Make no mistake about it: trusts aren't only for the wealthy. Anyone can benefit from having a trust.
Unfortunately, many people fail to see the benefit of estate planning until it's too late. For those who do recognize the benefits, last wills are often established in order to pass property and assets along to a spouse or divide it among children. Having a trust is an often-overlooked component to estate planning.
An article in the financial magazine Kiplinger discusses why it's important to have a trust and how you can go about establishing one.
What is a trust?
A trust is simply an agreement between a settlor and a trustee. A trustee, also called a fiduciary, is responsible for:
- Accepting, managing and protecting the settlor's assets
- Administering assets as instructed by the settlor
- Distributing income and principal specifically for the benefit of parties identified in the trust
- Selecting investments
- Prevent conflicts of interest and self-dealing
- Purchasing and selling assets
- Avoiding breaches of any duties to the settlor or beneficiaries
In addition, a trustee must abide by the trust terms set forth by the settlor. Any administrative or investment decisions made must be done in a prudent and reasonable manner.
Why establish a trust?
In order to determine if a trust suits your estate planning needs, you should first consider the following reasons for establishing a trust.
The most common purposes of a trust include:
- To protect beneficiaries from poor judgment and waste by regulating spending and investments
- To prevent court-supervised probate of assets
- To protect assets from beneficiaries' creditors
- To prevent premarital assets from being divided among divorcing spouses
- To designate funds in the event the settlor becomes incapacitated
- To avoid challenges of dividing unique assets such as vacation homes, pets, and recreational vehicles
- To designate business assets for business succession
- To collect tax-free proceeds from life insurance to care for beneficiaries
- To take advantage of tax benefits from charitable gifting
Getting started on your trust
If you're considering establishing a trust, Kiplinger suggests first determining how you will fund your trust. You may do so in the near future, over a long period of time through period gifts, or you can wait until your death to fund it.
The most common trusts are revocable trusts (also called living trusts), which is usually funded at the settlor's death. It involves instructions regarding how the estate will be divided and how each beneficiary's share will be managed. For example, if you have children under age 18, your trust may designate who will provide funds for education, health costs, and other needs until they reach adulthood.

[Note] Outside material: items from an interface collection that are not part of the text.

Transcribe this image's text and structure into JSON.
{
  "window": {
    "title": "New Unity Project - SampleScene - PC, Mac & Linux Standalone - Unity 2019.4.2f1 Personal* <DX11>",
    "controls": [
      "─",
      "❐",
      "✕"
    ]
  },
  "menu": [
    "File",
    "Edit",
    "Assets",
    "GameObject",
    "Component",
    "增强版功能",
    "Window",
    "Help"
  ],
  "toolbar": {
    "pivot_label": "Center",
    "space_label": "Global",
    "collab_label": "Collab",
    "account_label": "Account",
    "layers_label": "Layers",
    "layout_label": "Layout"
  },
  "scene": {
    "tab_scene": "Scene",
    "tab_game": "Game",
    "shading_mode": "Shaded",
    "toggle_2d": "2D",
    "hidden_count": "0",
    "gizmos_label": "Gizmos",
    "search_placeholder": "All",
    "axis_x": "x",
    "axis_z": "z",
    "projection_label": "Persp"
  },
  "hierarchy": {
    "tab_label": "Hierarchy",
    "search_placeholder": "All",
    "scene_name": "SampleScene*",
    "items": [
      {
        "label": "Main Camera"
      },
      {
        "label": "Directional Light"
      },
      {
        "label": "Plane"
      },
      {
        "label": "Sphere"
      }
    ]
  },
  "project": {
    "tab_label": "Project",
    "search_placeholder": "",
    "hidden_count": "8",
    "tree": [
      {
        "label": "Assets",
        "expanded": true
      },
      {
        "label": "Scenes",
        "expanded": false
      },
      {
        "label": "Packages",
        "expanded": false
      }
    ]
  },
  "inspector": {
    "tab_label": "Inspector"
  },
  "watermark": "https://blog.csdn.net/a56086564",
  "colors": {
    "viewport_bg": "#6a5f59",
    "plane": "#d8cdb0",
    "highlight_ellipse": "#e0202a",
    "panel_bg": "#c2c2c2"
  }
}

A revocable trust, however, will allow you to change the terms and instructions previously established. For example, when your children turn 18, previous instructions regarding education and health costs may no longer be necessary. That's why it's important to revisit your revocable trust every five years to determine if some terms should be added or removed.
Before you get started, it's important to consult with an experienced Indiana estate planning attorney. The legal team at Hocker & Associates LLC can help guide you through the process and help you avoid any legal complications in the future. Contact us online to learn how we can help.